We currently are funded by the European Research Council (ERC), Horizon 2020, and by the Lower Austria Education and Science Fund (NFB). Below you can read about our currently funded projects.
ERC Consolidator Grant 2014
Selective barriers to horizontal gene transfer (EVOLHGT)
Horizontal gene transfer (HGT) is a form of genic inheritance that occurs between individuals in a population or between species rather than from parent to offspring. HGT is most prevalent in bacteria, where it is an important source of novel metabolic pathways, pathogenicity factors, and antibiotic resistance.
In spite of the importance of HGT, we understand little about the evolutionary barriers to HGT. This proposal will outline a systematic experimental approach to elucidate factors that select for or against horizontally transferred genes, by pursuing three objectives. The first is to quantify intrinsic selection acting on newly transferred genes, by experimentally transferring and expressing several hundred genes across species boundaries. We will be able to systematically classify genes as resistant or permissive to transfer, examine the effect of the function and position in metabolic and regulatory networks on resistance to transfer, as well as identify any genes with substantial intrinsic benefits. The second objective is to examine the effect of evolutionary divergence on HGT, by determining whether genes from closely related species are more permissive to transfer than those from more divergent species. The final objective is to determine the role of the environment in shaping these selective effects. Understanding how robust the selective effects are to different environmental conditions will aid in evaluating the relative roles of genetics and the environment as factors in the evolutionary outcomes of HGT. Overall, this work will provide a systematic analysis of the roles of different factors in affecting the outcomes of horizontal gene transfer. Understanding this process in a quantitative fashion is critical to understanding bacterial adaptation and diversity.
Grant acronym: EVOLHGT
Grant number: 648440
Grant amount: € 1,820,865
Role: Single PI
NFB Life Science Call 2014
Relevance of phage transduction in transfer and persistence of antibiotic resistance in the medical environment

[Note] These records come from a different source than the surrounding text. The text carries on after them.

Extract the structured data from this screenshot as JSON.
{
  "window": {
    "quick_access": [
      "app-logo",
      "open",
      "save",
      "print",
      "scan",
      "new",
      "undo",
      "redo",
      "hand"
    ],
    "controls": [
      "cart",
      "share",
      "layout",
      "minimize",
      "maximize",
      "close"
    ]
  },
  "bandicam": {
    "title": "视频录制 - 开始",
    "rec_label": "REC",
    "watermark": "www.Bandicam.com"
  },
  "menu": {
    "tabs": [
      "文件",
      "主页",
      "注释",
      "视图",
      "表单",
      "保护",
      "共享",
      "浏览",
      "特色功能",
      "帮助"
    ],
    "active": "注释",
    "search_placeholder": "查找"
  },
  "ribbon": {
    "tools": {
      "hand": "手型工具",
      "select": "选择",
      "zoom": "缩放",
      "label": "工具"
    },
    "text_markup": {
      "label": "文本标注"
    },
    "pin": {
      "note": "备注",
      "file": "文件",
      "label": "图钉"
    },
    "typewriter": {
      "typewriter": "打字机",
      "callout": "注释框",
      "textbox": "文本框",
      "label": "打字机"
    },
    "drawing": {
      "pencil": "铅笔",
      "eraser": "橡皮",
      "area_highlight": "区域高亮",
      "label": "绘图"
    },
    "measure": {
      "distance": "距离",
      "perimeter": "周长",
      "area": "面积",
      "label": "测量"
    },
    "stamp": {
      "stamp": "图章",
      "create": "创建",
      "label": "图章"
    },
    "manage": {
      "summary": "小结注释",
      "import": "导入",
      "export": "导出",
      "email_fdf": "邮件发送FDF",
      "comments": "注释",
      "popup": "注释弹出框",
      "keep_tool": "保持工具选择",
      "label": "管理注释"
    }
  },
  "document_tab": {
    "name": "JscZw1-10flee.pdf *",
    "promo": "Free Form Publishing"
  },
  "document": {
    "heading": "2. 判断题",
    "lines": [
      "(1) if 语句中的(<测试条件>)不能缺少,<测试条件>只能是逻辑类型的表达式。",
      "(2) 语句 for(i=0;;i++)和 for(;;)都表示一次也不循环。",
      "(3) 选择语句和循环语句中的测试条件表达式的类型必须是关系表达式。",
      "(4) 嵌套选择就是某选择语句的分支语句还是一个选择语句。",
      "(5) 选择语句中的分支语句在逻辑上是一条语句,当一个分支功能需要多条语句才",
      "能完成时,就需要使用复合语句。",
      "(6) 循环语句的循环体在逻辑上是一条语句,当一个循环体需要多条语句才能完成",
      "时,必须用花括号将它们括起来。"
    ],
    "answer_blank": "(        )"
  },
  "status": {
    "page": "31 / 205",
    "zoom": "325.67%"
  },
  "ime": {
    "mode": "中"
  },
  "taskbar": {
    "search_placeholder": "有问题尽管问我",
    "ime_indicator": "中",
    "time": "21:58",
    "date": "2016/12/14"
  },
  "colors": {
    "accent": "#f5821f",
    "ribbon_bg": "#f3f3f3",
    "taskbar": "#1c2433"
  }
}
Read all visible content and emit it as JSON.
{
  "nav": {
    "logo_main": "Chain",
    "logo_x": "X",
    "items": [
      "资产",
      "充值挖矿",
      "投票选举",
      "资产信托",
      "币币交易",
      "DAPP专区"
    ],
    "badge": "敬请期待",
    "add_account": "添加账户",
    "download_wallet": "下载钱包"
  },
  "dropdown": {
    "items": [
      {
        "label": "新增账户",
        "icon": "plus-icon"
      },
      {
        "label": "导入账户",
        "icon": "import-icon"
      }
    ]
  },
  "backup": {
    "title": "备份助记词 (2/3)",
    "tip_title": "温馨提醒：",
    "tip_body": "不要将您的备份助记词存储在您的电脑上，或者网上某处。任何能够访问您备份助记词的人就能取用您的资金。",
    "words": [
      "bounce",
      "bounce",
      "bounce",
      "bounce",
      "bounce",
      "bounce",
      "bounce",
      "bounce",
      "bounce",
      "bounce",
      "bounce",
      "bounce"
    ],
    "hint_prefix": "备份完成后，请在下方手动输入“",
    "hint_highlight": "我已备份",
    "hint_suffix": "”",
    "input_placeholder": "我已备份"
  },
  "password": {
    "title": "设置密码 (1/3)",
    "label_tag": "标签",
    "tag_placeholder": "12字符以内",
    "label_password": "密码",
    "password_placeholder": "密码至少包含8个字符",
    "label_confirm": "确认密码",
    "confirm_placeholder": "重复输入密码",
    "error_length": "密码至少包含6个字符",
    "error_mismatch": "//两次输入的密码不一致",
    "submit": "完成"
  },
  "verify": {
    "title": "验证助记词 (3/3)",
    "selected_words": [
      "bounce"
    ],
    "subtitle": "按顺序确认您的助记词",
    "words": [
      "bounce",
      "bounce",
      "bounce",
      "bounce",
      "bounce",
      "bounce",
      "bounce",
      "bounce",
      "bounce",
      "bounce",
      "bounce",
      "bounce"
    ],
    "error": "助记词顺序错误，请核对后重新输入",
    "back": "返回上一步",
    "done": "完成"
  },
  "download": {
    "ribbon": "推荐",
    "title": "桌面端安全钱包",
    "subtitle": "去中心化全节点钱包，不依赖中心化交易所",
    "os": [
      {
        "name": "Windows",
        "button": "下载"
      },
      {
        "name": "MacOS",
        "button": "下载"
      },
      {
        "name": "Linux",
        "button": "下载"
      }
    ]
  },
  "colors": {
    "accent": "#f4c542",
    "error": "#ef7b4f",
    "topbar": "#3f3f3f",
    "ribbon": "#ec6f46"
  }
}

Hospital-acquired-infections caused by antibiotic resistant pathogens is a global concern to public health. Even the Obama Administration has recently acknowledged the need for innovative research to slow down the public health threat of antibiotic resistant bacteria with a National Strategy for Combating Antibiotic Resistant Bacteria (CARB). The increasing prevalence of antibiotic resistant and multi-drug-resistant pathogens has been shown to considerably expand the burden of disease, despite numerous infection control measures and modern hospital epidemiology. Thus, antimicrobial resistance in microbes is considered to be one of the major threats in medicine and public health worldwide. The horizontal spread of antimicrobial resistance between bacteria is a critical step in the development of resistance during therapy, the dissemination of resistance between different bacterial species, the acquisition of resistance from environmental sources, and the evolution of the bacterial host. An understanding of the mechanisms of horizontal transfer of antimicrobial resistance genes between microorganisms inside and outside of the host is essential to finding strategies to combat their spread. Current knowledge is that the transfer of resistance factors is largely due to conjugative plasmids or transposons and only to a minor extent transduction via bacteriophages. However, based on whole genome sequencing it has been hypothesized that the latter mechanism might play a substantially more important role in the transfer of antimicrobial resistance than is currently accepted. Recently we were able to show that phage transduction is of primary importance in the acquisition of therapeutically important resistance genes in Escherichia coli found on food. We reported that chicken meat carries a number of coli-phages capable of transferring antimicrobial resistance. High numbers of randomly tested phages were able to transduce one or more antimicrobial resistances. Phage transduction of specific resistance elements appears to be widely distributed. This mechanism of transfer may explain unanswered questions regarding the emergence and spread of antimicrobial resistant pathogens. In this proposal we hypothesize that transduction of antibiotic resistance by phages in the medical environment takes place and has important consequences for human health. Thus, the development of new control strategies to cope with phage persistence and transduction need to be found. Thus, we propose to investigate the significance of transduction in the medical environment for hospital-associated pathogens causing major problems by means of antibiotic resistance like Escherichia coli and Staphylococcus aureus. We will isolate and characterize antimicrobial resistance transferring phages, clarify the mechanisms of transfer, analyse the therapeutic importance and finally explore the transduced bacterial host for phage transmission and virulence.
Grant number: LSC14-006
Grant amount: € 307,610